:: Exercise goal ::
Repeat the line that contains "What's the underlying" exactly, along with each following line up to and including the last line of the entries.

:: Source material ::

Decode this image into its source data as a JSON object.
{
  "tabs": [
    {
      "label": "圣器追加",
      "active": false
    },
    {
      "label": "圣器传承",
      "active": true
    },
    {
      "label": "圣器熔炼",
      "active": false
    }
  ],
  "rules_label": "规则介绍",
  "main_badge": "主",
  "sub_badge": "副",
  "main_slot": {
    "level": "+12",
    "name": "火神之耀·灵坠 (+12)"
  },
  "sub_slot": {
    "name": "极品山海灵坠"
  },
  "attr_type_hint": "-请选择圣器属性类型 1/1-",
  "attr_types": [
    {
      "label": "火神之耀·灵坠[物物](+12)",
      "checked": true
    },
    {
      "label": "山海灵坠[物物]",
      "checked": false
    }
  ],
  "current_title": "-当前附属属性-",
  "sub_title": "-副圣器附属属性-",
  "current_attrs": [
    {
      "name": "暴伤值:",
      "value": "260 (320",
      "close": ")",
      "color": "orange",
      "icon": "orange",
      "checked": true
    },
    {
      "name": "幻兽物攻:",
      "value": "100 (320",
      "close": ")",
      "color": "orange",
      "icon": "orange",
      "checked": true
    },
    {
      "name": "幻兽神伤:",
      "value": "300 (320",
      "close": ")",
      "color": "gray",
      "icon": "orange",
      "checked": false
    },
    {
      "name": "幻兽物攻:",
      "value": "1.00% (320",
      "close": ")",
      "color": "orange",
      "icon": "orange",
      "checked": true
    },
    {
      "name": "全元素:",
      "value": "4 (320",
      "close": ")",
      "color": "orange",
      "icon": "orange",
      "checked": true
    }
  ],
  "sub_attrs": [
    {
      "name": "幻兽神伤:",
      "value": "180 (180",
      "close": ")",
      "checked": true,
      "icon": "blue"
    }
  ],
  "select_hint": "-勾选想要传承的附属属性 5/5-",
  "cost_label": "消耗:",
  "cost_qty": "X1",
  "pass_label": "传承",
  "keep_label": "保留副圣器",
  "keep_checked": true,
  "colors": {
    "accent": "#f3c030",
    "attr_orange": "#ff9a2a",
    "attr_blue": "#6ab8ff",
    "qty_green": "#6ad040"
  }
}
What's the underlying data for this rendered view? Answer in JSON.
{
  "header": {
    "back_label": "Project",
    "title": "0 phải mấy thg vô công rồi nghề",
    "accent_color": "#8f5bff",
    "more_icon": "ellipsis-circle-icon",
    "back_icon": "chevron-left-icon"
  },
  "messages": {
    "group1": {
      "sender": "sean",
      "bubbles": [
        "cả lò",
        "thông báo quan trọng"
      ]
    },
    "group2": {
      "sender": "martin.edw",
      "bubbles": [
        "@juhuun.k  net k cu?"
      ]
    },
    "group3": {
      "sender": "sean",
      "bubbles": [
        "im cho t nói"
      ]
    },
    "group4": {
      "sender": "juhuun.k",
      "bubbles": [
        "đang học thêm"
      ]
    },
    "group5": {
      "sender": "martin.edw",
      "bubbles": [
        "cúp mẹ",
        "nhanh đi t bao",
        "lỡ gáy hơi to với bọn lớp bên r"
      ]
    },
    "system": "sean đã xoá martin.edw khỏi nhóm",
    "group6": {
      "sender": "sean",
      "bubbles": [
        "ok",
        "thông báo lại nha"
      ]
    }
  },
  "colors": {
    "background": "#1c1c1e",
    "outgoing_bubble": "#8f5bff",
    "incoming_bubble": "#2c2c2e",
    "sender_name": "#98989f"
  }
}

:: Output below ::
What's the underlying data for this rendered view? Answer in JSON.
{
  "header": {
    "back_label": "Project",
    "title": "0 phải mấy thg vô công rồi nghề",
    "accent_color": "#8f5bff",
    "more_icon": "ellipsis-circle-icon",
    "back_icon": "chevron-left-icon"
  },
  "messages": {
    "group1": {
      "sender": "sean",
      "bubbles": [
        "cả lò",
        "thông báo quan trọng"
      ]
    },
    "group2": {
      "sender": "martin.edw",
      "bubbles": [
        "@juhuun.k  net k cu?"
      ]
    },
    "group3": {
      "sender": "sean",
      "bubbles": [
        "im cho t nói"
      ]
    },
    "group4": {
      "sender": "juhuun.k",
      "bubbles": [
        "đang học thêm"
      ]
    },
    "group5": {
      "sender": "martin.edw",
      "bubbles": [
        "cúp mẹ",
        "nhanh đi t bao",
        "lỡ gáy hơi to với bọn lớp bên r"
      ]
    },
    "system": "sean đã xoá martin.edw khỏi nhóm",
    "group6": {
      "sender": "sean",
      "bubbles": [
        "ok",
        "thông báo lại nha"
      ]
    }
  },
  "colors": {
    "background": "#1c1c1e",
    "outgoing_bubble": "#8f5bff",
    "incoming_bubble": "#2c2c2e",
    "sender_name": "#98989f"
  }
}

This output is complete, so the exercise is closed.